White mold in basements frequently grows on concrete walls, wooden floor joists and possessions stored there such as clothing. Water often seeps through basement walls to create a moist environment that is beneficial to mold growth. Cold outside air that comes in contact with warm indoor air in basements can also cause condensation making it a perfect breeding ground for white mold.
It’s easy to confuse white mold in a basement with a substance known as crystalline efflorescence. Both substances grow in high humidity areas, but efflorescence isn’t a type of mold. Efflorescence is a salt deposit left behind when moisture makes its way through concrete. In order to tell if it is white mold or efflorescence mist the affected area with water. If it’s efflorescence the salt with dissolve away. If you’re still unsure, you should have a mold inspection, because mold can spread inside the walls and floor joists.
Crawlspaces like basements are a likely location where you’ll find white mold in your home. Leaky pipes, broken downspouts or gutters, cracks in the foundation, poor ventilation and other causes of moisture can all contribute to mold in crawlspaces. It’s also best not to use your crawlspace as storage, because cardboard boxes and other organic materials are a food source for mold. As we mentioned before, the source of the moisture must also be addressed when removing and remediating the mold.
Furniture and wood
White mold penetrates porous surfaces such as wood, sheetrock and furniture. White mold is commonly found growing on wood surfaces: rafters in the attic, floor joists in the basement or crawlspace, and wooden furniture are all places where you can find white mold. If you find mold on wooden furniture many times you can remove it yourself, however more porous materials such as cloth on chairs or sofas will need a professional cleaning.
White mold on clothing
White mold is also commonly found on clothing, especially during the summer months. Make sure clothing is fully dried before putting it in your closet. Drying clothing in the sun will remove all the moisture from clothing and also acts as a natural disinfectant.
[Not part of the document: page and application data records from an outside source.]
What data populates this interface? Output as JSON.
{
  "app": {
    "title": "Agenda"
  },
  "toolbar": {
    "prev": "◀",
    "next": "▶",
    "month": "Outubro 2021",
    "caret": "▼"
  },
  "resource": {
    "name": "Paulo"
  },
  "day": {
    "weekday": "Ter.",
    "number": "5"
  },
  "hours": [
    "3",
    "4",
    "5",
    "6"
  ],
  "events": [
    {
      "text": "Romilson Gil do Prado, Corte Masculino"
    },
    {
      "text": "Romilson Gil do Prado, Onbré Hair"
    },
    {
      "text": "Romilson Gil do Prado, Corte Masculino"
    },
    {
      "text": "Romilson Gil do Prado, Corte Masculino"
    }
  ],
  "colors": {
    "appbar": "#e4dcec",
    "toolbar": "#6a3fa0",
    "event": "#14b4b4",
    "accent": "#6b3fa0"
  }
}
If your clothing smells musty or has signs of white mold, use vinegar and hot water to help kill the mold spores.
How to prevent white mold
The most important aspect of preventing mold comes down to moisture control. Perhaps your basement floods, you have a leaky roof, broken gutters, a malfunctioning appliance or poor ventilation. Along with removing the mold, it’s essential to tackle the root of the problem, or the mold will return. A mold professional can do an audit of your home to see where the moisture problem originates.
Along with keeping your home free of excess moisture, it’s also important to keep a clean home. Mold needs a food source to flourish. Dust, cardboard, paper and other organic materials are all used as a food source for mold.
Professional mold remediation
Unless the mold problem in your home is very minimal, we recommend hiring a professional mold remediation service. Mold remediators can find mold in spots that aren’t visible to the eye, such as in between walls. They also have experience in removing mold from tight spaces like attics, basements and crawlspaces. Most importantly, the contractor will be able to identify and fix the moisture problem.